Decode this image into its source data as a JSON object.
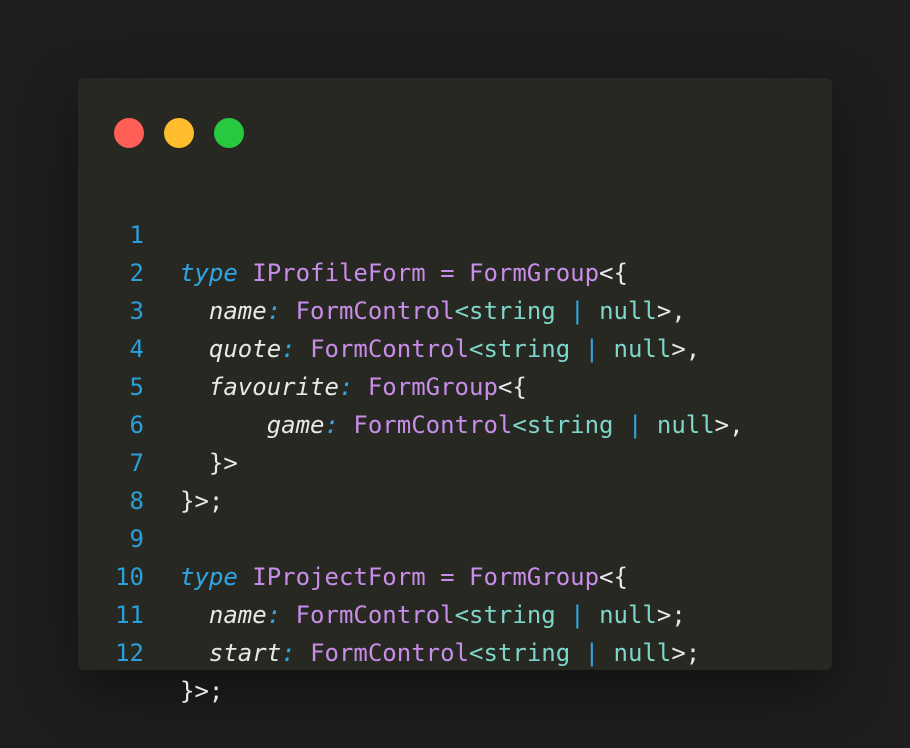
{
  "window": {
    "controls": {
      "close_color": "#ff5f56",
      "minimize_color": "#ffbd2e",
      "maximize_color": "#27c93f"
    }
  },
  "code": {
    "language": "typescript",
    "lines": [
      {
        "number": "1",
        "text": "type IProfileForm = FormGroup<{"
      },
      {
        "number": "2",
        "text": "  name: FormControl<string | null>,"
      },
      {
        "number": "3",
        "text": "  quote: FormControl<string | null>,"
      },
      {
        "number": "4",
        "text": "  favourite: FormGroup<{"
      },
      {
        "number": "5",
        "text": "      game: FormControl<string | null>,"
      },
      {
        "number": "6",
        "text": "  }>"
      },
      {
        "number": "7",
        "text": "}>;"
      },
      {
        "number": "8",
        "text": ""
      },
      {
        "number": "9",
        "text": "type IProjectForm = FormGroup<{"
      },
      {
        "number": "10",
        "text": "  name: FormControl<string | null>;"
      },
      {
        "number": "11",
        "text": "  start: FormControl<string | null>;"
      },
      {
        "number": "12",
        "text": "}>;"
      }
    ],
    "tokens": {
      "kw_type": "type",
      "name_profile": "IProfileForm",
      "name_project": "IProjectForm",
      "eq": "=",
      "form_group": "FormGroup",
      "form_control": "FormControl",
      "open_generic_obj": "<{",
      "string": "string",
      "pipe": "|",
      "null": "null",
      "prop_name": "name",
      "prop_quote": "quote",
      "prop_favourite": "favourite",
      "prop_game": "game",
      "prop_start": "start",
      "colon": ":",
      "lt": "<",
      "gt_comma": ">,",
      "gt_semi": ">;",
      "close_inner": "}>",
      "close_outer": "}>;"
    }
  }
}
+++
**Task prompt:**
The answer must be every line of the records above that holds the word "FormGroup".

**Solution below:**
        "text": "type IProfileForm = FormGroup<{"
        "text": "  favourite: FormGroup<{"
        "text": "type IProjectForm = FormGroup<{"
      "form_group": "FormGroup",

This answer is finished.